- within 180 calendar days of alleged discrimination or harassment, or
- within 60 calendar days of receiving notice of Lexington Public School’s final disposition on a complaint filed through Lexington Public Schools, or
- within 60 calendar days of receiving a final decision by the Massachusetts Department of Education, Bureau of Special Education Appeals, or instead of filing a complaint within Lexington Public Schools.
- Identification of Civil Rights Coordinators for complaints of discrimination, harassment, and retaliation under this Procedure is:
Director for Human Resources
tel: (781) 861-2580 ext 68046
Director of Equity & Student Supports
tel: (781) 861-2580 ext 68052
- Complaints or Concerns About Whether the District Is Following Special Education Requirements: A person who alleges discrimination on the basis of disability relative to the identification, evaluation or educational placement of a student who, because of an identified disability or suspected disability, is believed to need specialized instruction or related services pursuant to Section 504 of the Rehabilitation Act of 1973, the Americans with Disabilities Act of 1990, the Individuals with Disabilities Education Act of 2004 and/or Massachusetts Special Education Laws and Regulations is encouraged to attempt to resolve the matter with local school district officials, in accordance with the procedures outlined in Sections II – IV. If they prefer, or are not satisfied with the local Grievance Procedure outcome, they may contact the Massachusetts Department of Education at:Program Quality Assurance Services

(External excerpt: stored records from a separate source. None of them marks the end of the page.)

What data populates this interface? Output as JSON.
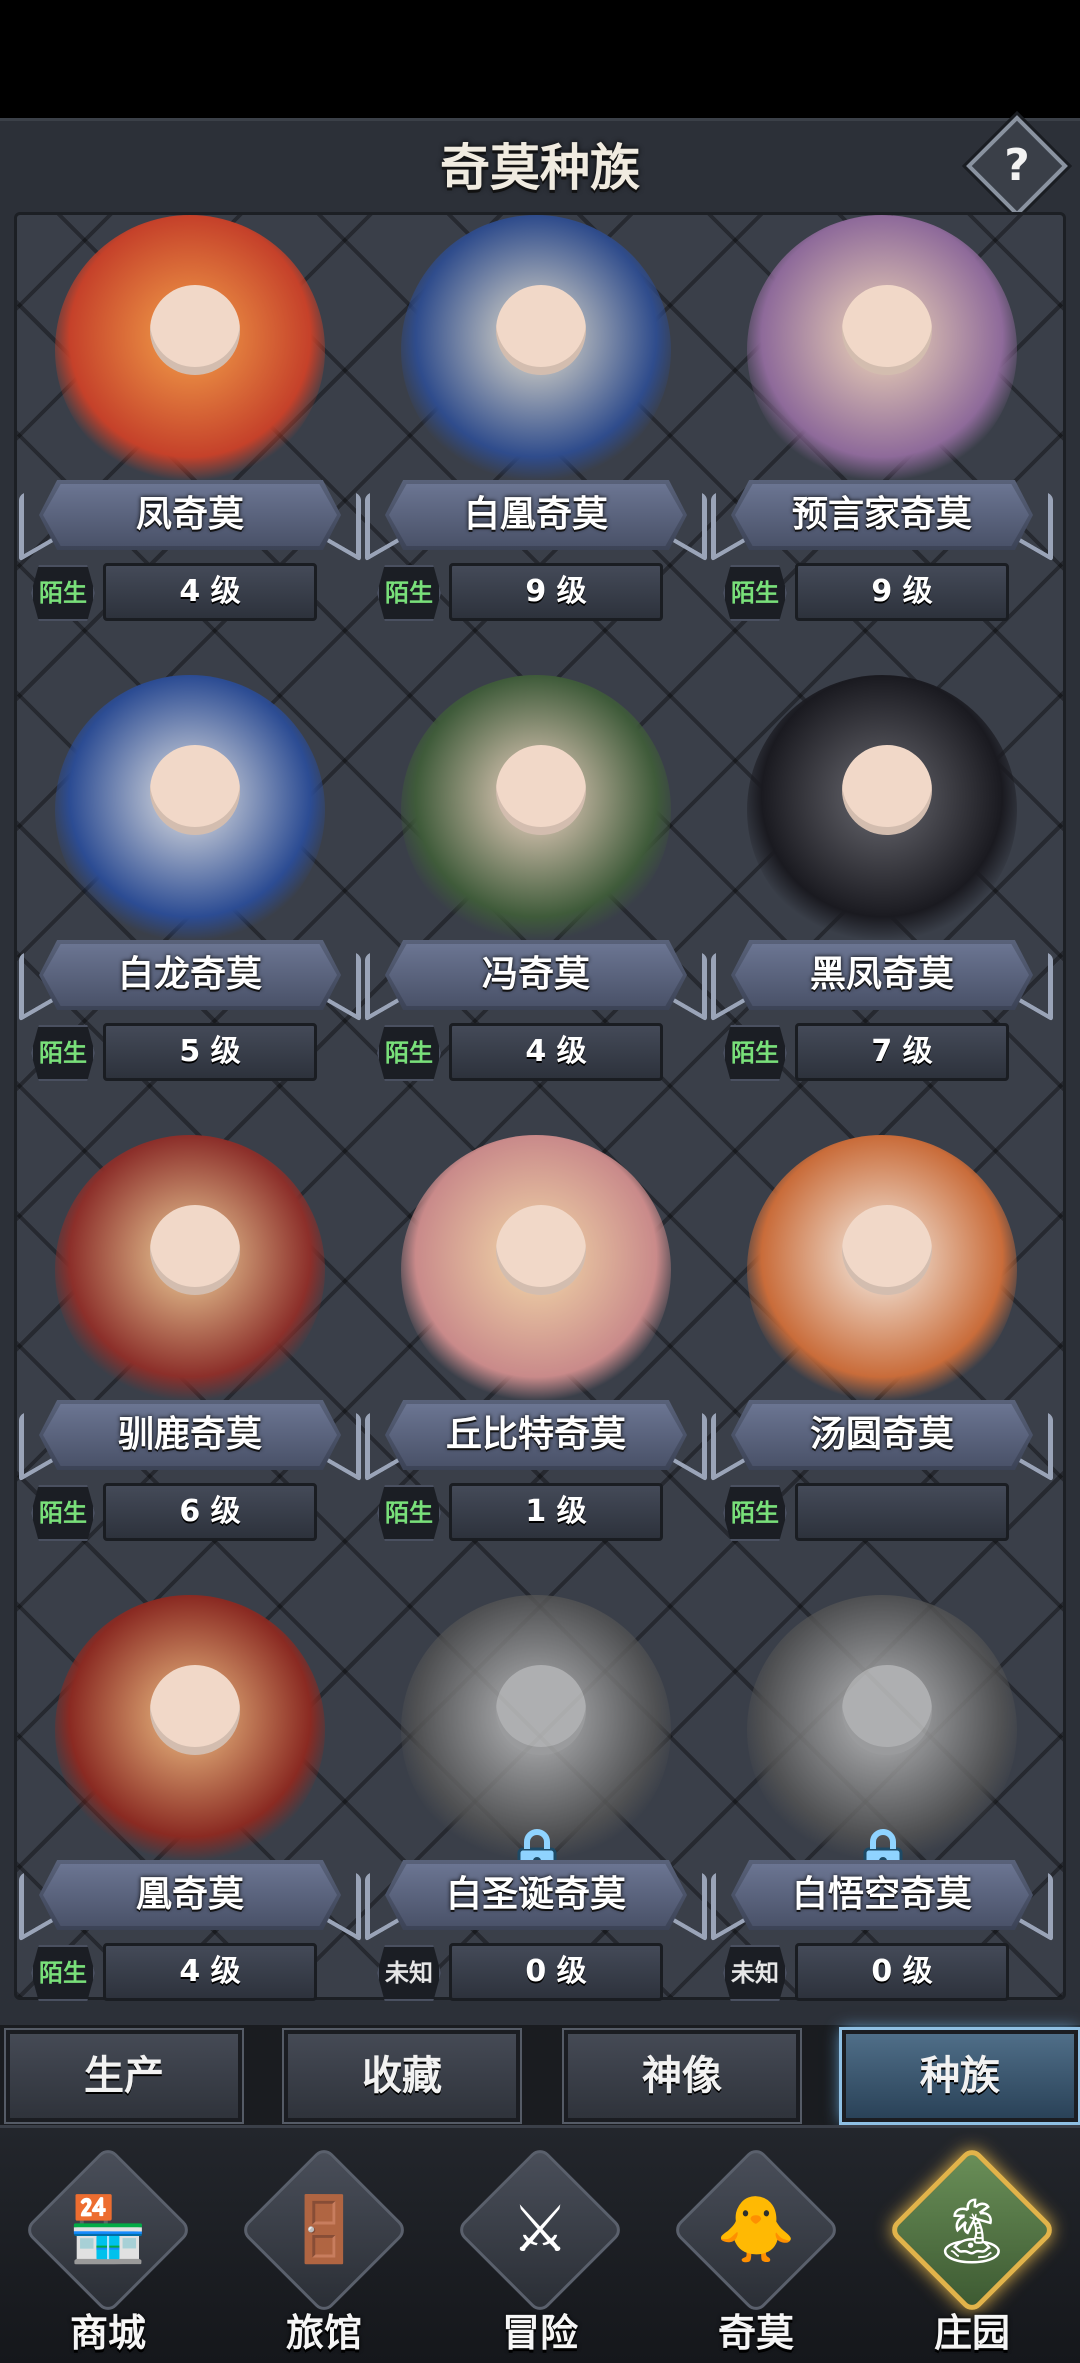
{
  "header": {
    "title": "奇莫种族",
    "help_label": "?"
  },
  "cards": [
    {
      "name": "凤奇莫",
      "status": "陌生",
      "level": "4 级",
      "c1": "#f4a24a",
      "c2": "#c5412a",
      "locked": false
    },
    {
      "name": "白凰奇莫",
      "status": "陌生",
      "level": "9 级",
      "c1": "#e8e2cf",
      "c2": "#2f4c8c",
      "locked": false
    },
    {
      "name": "预言家奇莫",
      "status": "陌生",
      "level": "9 级",
      "c1": "#f0d7b8",
      "c2": "#8e6a9a",
      "locked": false
    },
    {
      "name": "白龙奇莫",
      "status": "陌生",
      "level": "5 级",
      "c1": "#e5e5e5",
      "c2": "#2c4c93",
      "locked": false
    },
    {
      "name": "冯奇莫",
      "status": "陌生",
      "level": "4 级",
      "c1": "#f2d6c6",
      "c2": "#3f5b3a",
      "locked": false
    },
    {
      "name": "黑凤奇莫",
      "status": "陌生",
      "level": "7 级",
      "c1": "#6b6b72",
      "c2": "#1a1a20",
      "locked": false
    },
    {
      "name": "驯鹿奇莫",
      "status": "陌生",
      "level": "6 级",
      "c1": "#f0d39c",
      "c2": "#8c2f2a",
      "locked": false
    },
    {
      "name": "丘比特奇莫",
      "status": "陌生",
      "level": "1 级",
      "c1": "#f3d9a9",
      "c2": "#c98a8a",
      "locked": false
    },
    {
      "name": "汤圆奇莫",
      "status": "陌生",
      "level": "",
      "c1": "#f6efe6",
      "c2": "#c96c3a",
      "locked": false
    },
    {
      "name": "凰奇莫",
      "status": "陌生",
      "level": "4 级",
      "c1": "#f0c286",
      "c2": "#8a2a22",
      "locked": false
    },
    {
      "name": "白圣诞奇莫",
      "status": "未知",
      "level": "0 级",
      "c1": "#d8d8d8",
      "c2": "#555555",
      "locked": true
    },
    {
      "name": "白悟空奇莫",
      "status": "未知",
      "level": "0 级",
      "c1": "#d8d8d8",
      "c2": "#555555",
      "locked": true
    }
  ],
  "tabs": [
    {
      "label": "生产",
      "active": false
    },
    {
      "label": "收藏",
      "active": false
    },
    {
      "label": "神像",
      "active": false
    },
    {
      "label": "种族",
      "active": true
    }
  ],
  "nav": [
    {
      "label": "商城",
      "icon": "shop-icon",
      "glyph": "🏪",
      "active": false
    },
    {
      "label": "旅馆",
      "icon": "inn-gate-icon",
      "glyph": "🚪",
      "active": false
    },
    {
      "label": "冒险",
      "icon": "crossed-swords-icon",
      "glyph": "⚔",
      "active": false
    },
    {
      "label": "奇莫",
      "icon": "qimo-character-icon",
      "glyph": "🐥",
      "active": false
    },
    {
      "label": "庄园",
      "icon": "manor-island-icon",
      "glyph": "🏝",
      "active": true
    }
  ]
}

Problem Resolution System
Massachusetts Department of Education
350 Main Street
Malden, MA 02148
A copy of the Massachusetts Department of Education’s Parents’ Rights Brochure, which provides information about the complaint resolution process, is available from:

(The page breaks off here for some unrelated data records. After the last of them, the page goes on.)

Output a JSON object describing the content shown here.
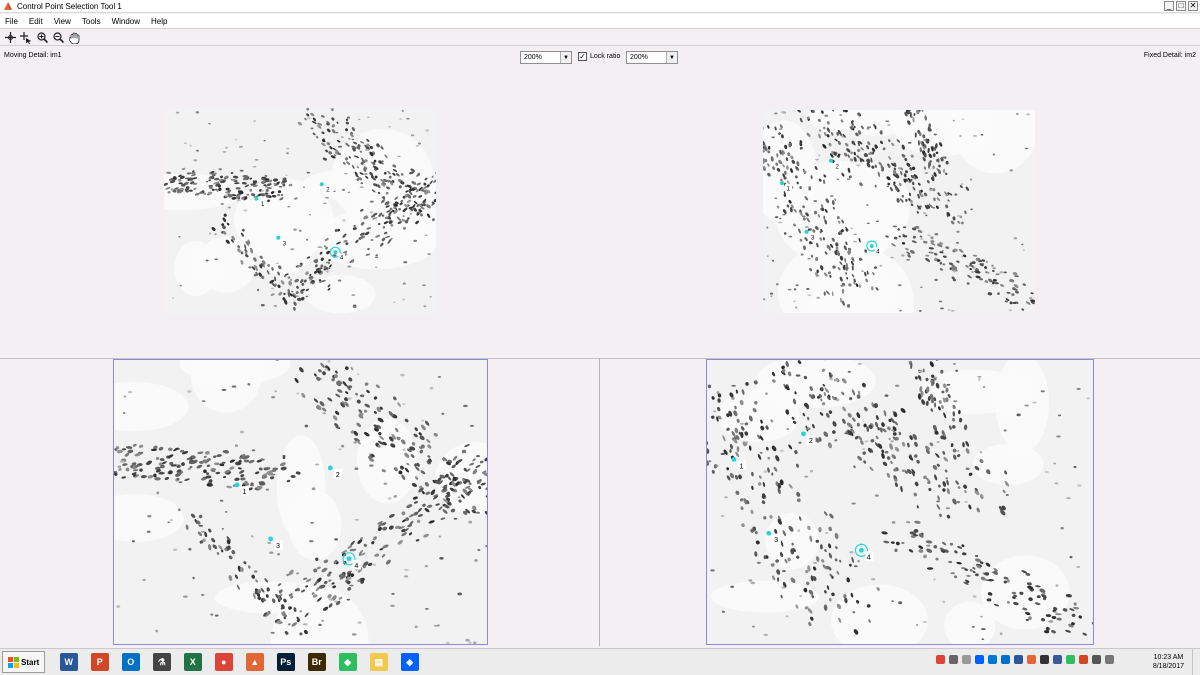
{
  "window": {
    "title": "Control Point Selection Tool 1",
    "controls": [
      "_",
      "□",
      "✕"
    ]
  },
  "menu": [
    "File",
    "Edit",
    "View",
    "Tools",
    "Window",
    "Help"
  ],
  "toolbar": {
    "icons": [
      "add-point-icon",
      "select-point-icon",
      "zoom-in-icon",
      "zoom-out-icon",
      "pan-hand-icon"
    ]
  },
  "detail": {
    "moving_label": "Moving Detail: im1",
    "fixed_label": "Fixed Detail: im2",
    "moving_zoom": "200%",
    "fixed_zoom": "200%",
    "lock_ratio_label": "Lock ratio",
    "lock_ratio_checked": true
  },
  "points": {
    "moving": [
      "1",
      "2",
      "3",
      "4"
    ],
    "fixed": [
      "1",
      "2",
      "3",
      "4"
    ],
    "marker_color": "#2ad3d8"
  },
  "taskbar": {
    "start_label": "Start",
    "apps": [
      {
        "name": "word-icon",
        "glyph": "W",
        "color": "#2b579a"
      },
      {
        "name": "powerpoint-icon",
        "glyph": "P",
        "color": "#d24726"
      },
      {
        "name": "outlook-icon",
        "glyph": "O",
        "color": "#0072c6"
      },
      {
        "name": "microscope-icon",
        "glyph": "⚗",
        "color": "#444444"
      },
      {
        "name": "excel-icon",
        "glyph": "X",
        "color": "#217346"
      },
      {
        "name": "chrome-icon",
        "glyph": "●",
        "color": "#db4437"
      },
      {
        "name": "matlab-icon",
        "glyph": "▲",
        "color": "#e16737"
      },
      {
        "name": "photoshop-icon",
        "glyph": "Ps",
        "color": "#001e36"
      },
      {
        "name": "bridge-icon",
        "glyph": "Br",
        "color": "#3e2a00"
      },
      {
        "name": "evernote-icon",
        "glyph": "◆",
        "color": "#2dbe60"
      },
      {
        "name": "file-explorer-icon",
        "glyph": "▤",
        "color": "#f2c94c"
      },
      {
        "name": "dropbox-icon",
        "glyph": "◈",
        "color": "#0061ff"
      }
    ],
    "time": "10:23 AM",
    "date": "8/18/2017"
  }
}
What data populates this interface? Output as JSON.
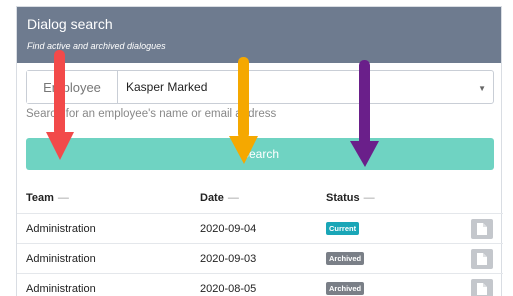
{
  "panel": {
    "title": "Dialog search",
    "subtitle": "Find active and archived dialogues"
  },
  "search": {
    "addon_label": "Employee",
    "selected_value": "Kasper Marked",
    "helper_text": "Search for an employee's name or email address",
    "button_label": "Search"
  },
  "table": {
    "columns": [
      {
        "label": "Team",
        "sort": "—"
      },
      {
        "label": "Date",
        "sort": "—"
      },
      {
        "label": "Status",
        "sort": "—"
      }
    ],
    "rows": [
      {
        "team": "Administration",
        "date": "2020-09-04",
        "status": "Current",
        "status_color": "#1aa6b7"
      },
      {
        "team": "Administration",
        "date": "2020-09-03",
        "status": "Archived",
        "status_color": "#7a7f87"
      },
      {
        "team": "Administration",
        "date": "2020-08-05",
        "status": "Archived",
        "status_color": "#7a7f87"
      }
    ]
  },
  "colors": {
    "header_bg": "#6e7b8f",
    "button_bg": "#6fd3c2",
    "arrow_red": "#f24a4a",
    "arrow_orange": "#f5a800",
    "arrow_purple": "#6a1f8a"
  }
}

Ellen Sugita, Director of Special Education
Special Education Office, School Administrative Building
146 Maple Street
Lexington, Massachusetts 02420
tel: 781-891-2490 X 68064
firstname.lastname@example.orgA person with a complaint involving discrimination on the basis of a disability, not related to special education identification, evaluation or educational placement, may either use the Grievance Procedure as described or may file a complaint with the United States Department of Education at the address provided at the end of the Grievance Procedure.
- Employment Agencies: The contact information for state and federal employment discrimination enforcement agencies is as follows: (1) Federal: United States Equal Employment Opportunity Commission (EEOC); John F. Kennedy Federal Building; 15 New Sudbury Street, Room 475; Boston, MA 02203-0506; 1-800-669-4000; EEOC Boston Area Office Website: https://www.eeoc.gov/field-office/boston/location; and (2) State: Massachusetts Commission Against Discrimination (MCAD); Boston Headquarters; One Ashburton Place; Sixth Floor, Room 601; Boston, MA 02108; (617)-994-6000; MCAD Website: https://www.mass.gov/orgs/massachusetts-commission-against-discrimination.
Legal Ref: Section 504 of the Rehabilitation Act of 1973; Title II of the Americans with Disabilities Act of 1990; Title VI of the Civil Rights Act of 1964; Title VII of the Civil Rights Act of 1964; Title IX of the Education Amendments of 1972; the Age Act; M.G.L. c. 151B and c. 151C; M.G.L. c. 76, § 5; SC Policy JICFB, Bullying Prevention; SC Policy AC, Nondiscrimination.
Revised April 2021